The peace treaty between Spain and the USA in 1898 gave way to an American regime in Palawan. In early 1902, a military government was established with Major John Brown as lieutenant governor, and on 23 June, 1902 America established the Civil Government of Paragua with Major J Brown as the appointed governor.
In 1905, folllowing Act No. 1363 of the Philippine Commision, the name Paragua was changed to Palawan and the capital was transferred from Cuyo to Puerto Princesa.
Photo: Ian Neubauer
American governance was a success. Its policies, which placed emphasis on education, agriculture, medical care, and the rights of tribal minorities, were embraced and its democratic ways and new approach to politics united the Palawan people.
On 18 May, 1942, following the outbreak of World War II, Japanese Imperial Forces occupied Palawan. They established garrisons in Coron, Puerto Princesa and Iwahig. Consequently guerilla were formed in three sectors, led by Captain Carlos Amores in Calamianes, Dr. Higinio Mendoza, Sr. (governor elect 1931-1937) in the Mainland and Emilio Tumbaga in Brooke’s Point.

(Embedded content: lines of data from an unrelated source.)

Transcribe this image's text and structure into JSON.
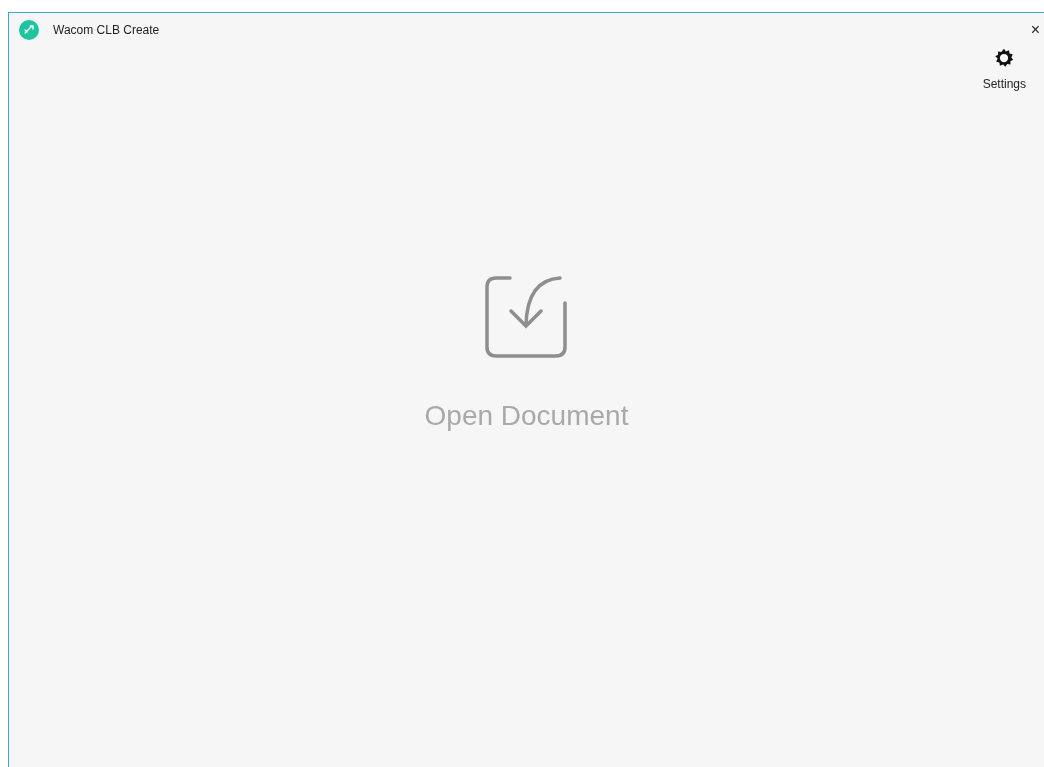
{
  "window": {
    "title": "Wacom CLB Create",
    "close": "×"
  },
  "toolbar": {
    "settings": "Settings"
  },
  "main": {
    "action": "Open Document"
  }
}
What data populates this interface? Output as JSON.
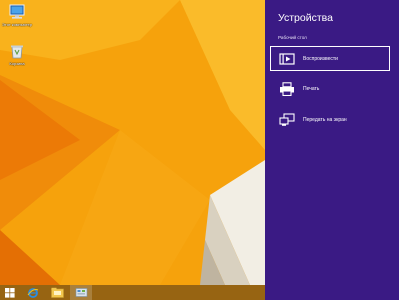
{
  "desktop": {
    "icons": [
      {
        "label": "Этот компьютер",
        "icon": "computer-icon"
      },
      {
        "label": "Корзина",
        "icon": "recycle-bin-icon"
      }
    ]
  },
  "taskbar": {
    "items": [
      {
        "icon": "windows-start-icon"
      },
      {
        "icon": "internet-explorer-icon"
      },
      {
        "icon": "file-explorer-icon"
      },
      {
        "icon": "control-panel-icon",
        "active": true
      }
    ]
  },
  "charm": {
    "title": "Устройства",
    "section_label": "Рабочий стол",
    "devices": [
      {
        "label": "Воспроизвести",
        "icon": "play-to-icon",
        "selected": true
      },
      {
        "label": "Печать",
        "icon": "printer-icon"
      },
      {
        "label": "Передать на экран",
        "icon": "project-icon"
      }
    ]
  },
  "colors": {
    "charm_background": "#3a1a84",
    "desktop_orange": "#f4a60c"
  }
}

Palawan was liberated in 1945, but owing to its remoteness, Japanese holdouts were still present in the Phillapines as recently as 1974. The most famous Japanese holdout is second lieutenant Hiroo Onada, who was discovered 29 years after Japan’s formal surrender and 15 years after being declared dead in his home country.
Aussie writer Ian has combined his work as a journalist and passion for off-road touring to travel to and through some of the most exotic countries in the region: Cambodia, Laos, China and the Philippines, the last of which was sponsored by Honda.